As several countries with access to vaccines lift restrictions and seem to be coming out of the pandemic, Covid-19 continues to pose significant challenges in South Asia and beyond, and Sri Lanka has proved to be no exception.
Amnesty International has found that with ad hoc plans for vaccine distribution, challenges in procuring the required quantity of vaccines, and serious failures in addressing the needs of most-at-risk populations like prisoners and factory workers, the Sri Lankan government has failed to guarantee the right to health, a statement from the human rights advocacy outfit said.
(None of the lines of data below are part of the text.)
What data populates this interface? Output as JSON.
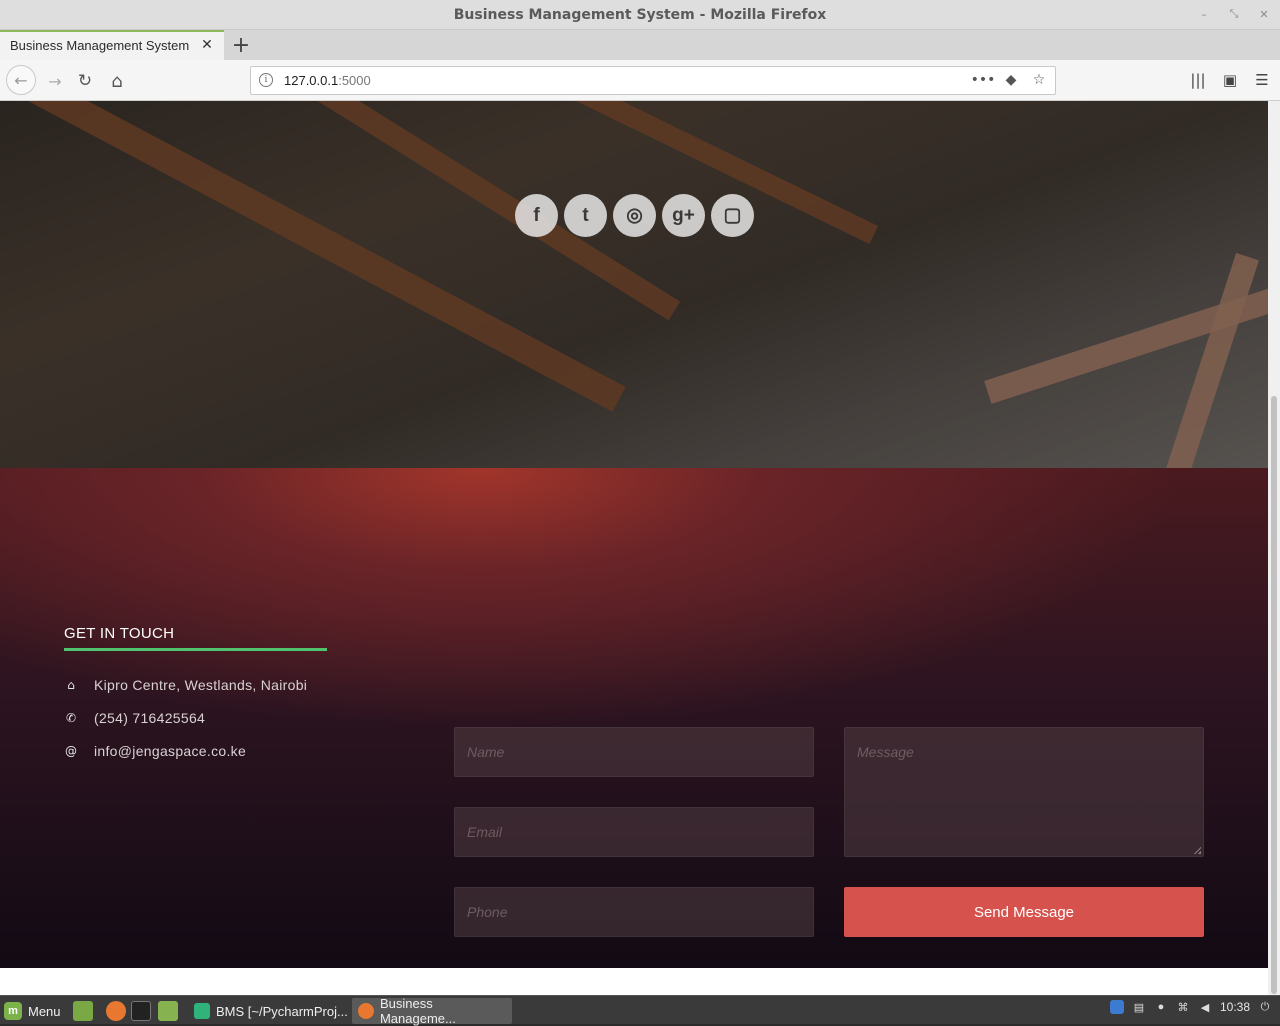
{
  "window": {
    "title": "Business Management System - Mozilla Firefox",
    "controls": {
      "minimize": "–",
      "restore": "⤡",
      "close": "✕"
    }
  },
  "tabs": [
    {
      "label": "Business Management System",
      "close": "✕",
      "active": true
    }
  ],
  "new_tab": "+",
  "nav": {
    "back": "←",
    "forward": "→",
    "reload": "↻",
    "home": "⌂",
    "url_host": "127.0.0.1",
    "url_port": ":5000",
    "info": "i",
    "page_actions": "•••",
    "pocket": "◆",
    "bookmark": "☆",
    "library": "|||",
    "sidebar": "▣",
    "menu": "☰"
  },
  "hero": {
    "social": [
      {
        "name": "facebook",
        "glyph": "f"
      },
      {
        "name": "twitter",
        "glyph": "t"
      },
      {
        "name": "dribbble",
        "glyph": "◎"
      },
      {
        "name": "google-plus",
        "glyph": "g+"
      },
      {
        "name": "instagram",
        "glyph": "▢"
      }
    ]
  },
  "contact": {
    "heading": "GET IN TOUCH",
    "address_icon": "⌂",
    "address": "Kipro Centre, Westlands, Nairobi",
    "phone_icon": "✆",
    "phone": "(254) 716425564",
    "email_icon": "@",
    "email": "info@jengaspace.co.ke",
    "form": {
      "name_placeholder": "Name",
      "email_placeholder": "Email",
      "phone_placeholder": "Phone",
      "message_placeholder": "Message",
      "submit_label": "Send Message"
    },
    "accent_color": "#4fc36d",
    "button_color": "#d5524d"
  },
  "taskbar": {
    "menu_label": "Menu",
    "menu_glyph": "m",
    "tasks": [
      {
        "label": "BMS [~/PycharmProj...",
        "active": false
      },
      {
        "label": "Business Manageme...",
        "active": true
      }
    ],
    "clock": "10:38"
  }
}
“The roles of the government of Sri Lanka and the international community are critical at this juncture when Sri Lanka is struggling with a third wave of the virus, and the number of daily cases have risen to more than 2500 a day in a population of just 21 million people,” the statement said.
In contrast, Taiwan has registered 218 cases a day in a population of 23 million, and Burkina Faso has registered zero cases a day in a population of 21 million.
Sri Lanka is obliged under international law to ensure that Covid-19 vaccines are available, accessible, affordable and of good quality for everyone without discrimination. As the virus rips through neighbouring India and other South Asian countries like Nepal, a surge of new cases has also been recorded in Sri Lanka,4 with a total of 213,396 confirmed cases and 1,843 deaths recorded since the beginning of the pandemic last year.
Sri Lanka’s Health Promotion Bureau issued a public warning of a Coronavirus breakout after the April New Year festive season.
Amnesty International said it is concerned that the Covid-19 vaccination drive in Sri Lanka is falling short of both resources and planning, and the country is facing challenges in ensuring access to all.
"Sri Lanka started its vaccination drive on 29 January 2021, only after India gifted 500,000 does of the AstraZeneca vaccine produced by the Serum Institute of India, as a part of India’s ‘Neighbourhood First’ policy. The vaccines were administered to healthcare workers on the frontline of Covid-19 prevention as well as the Tri-Forces and Police.
In late February, the second batch of 500,000 doses of the vaccine (ordered under an agreement between the State Pharmaceutical (SPC) of Sri Lanka and the Serum Institute of India) arrived in the country.
“The Sri Lankan government SPC also placed an order for 10 million doses of AstraZeneca vaccine from the Serum Institute of India at a cost of USD 52.5
million, which is yet to arrive owing to delays. Given the production delays with the AstraZeneca vaccines, Sri Lanka then procured the Sinopharm and Sputnik V vaccines and began their administration,”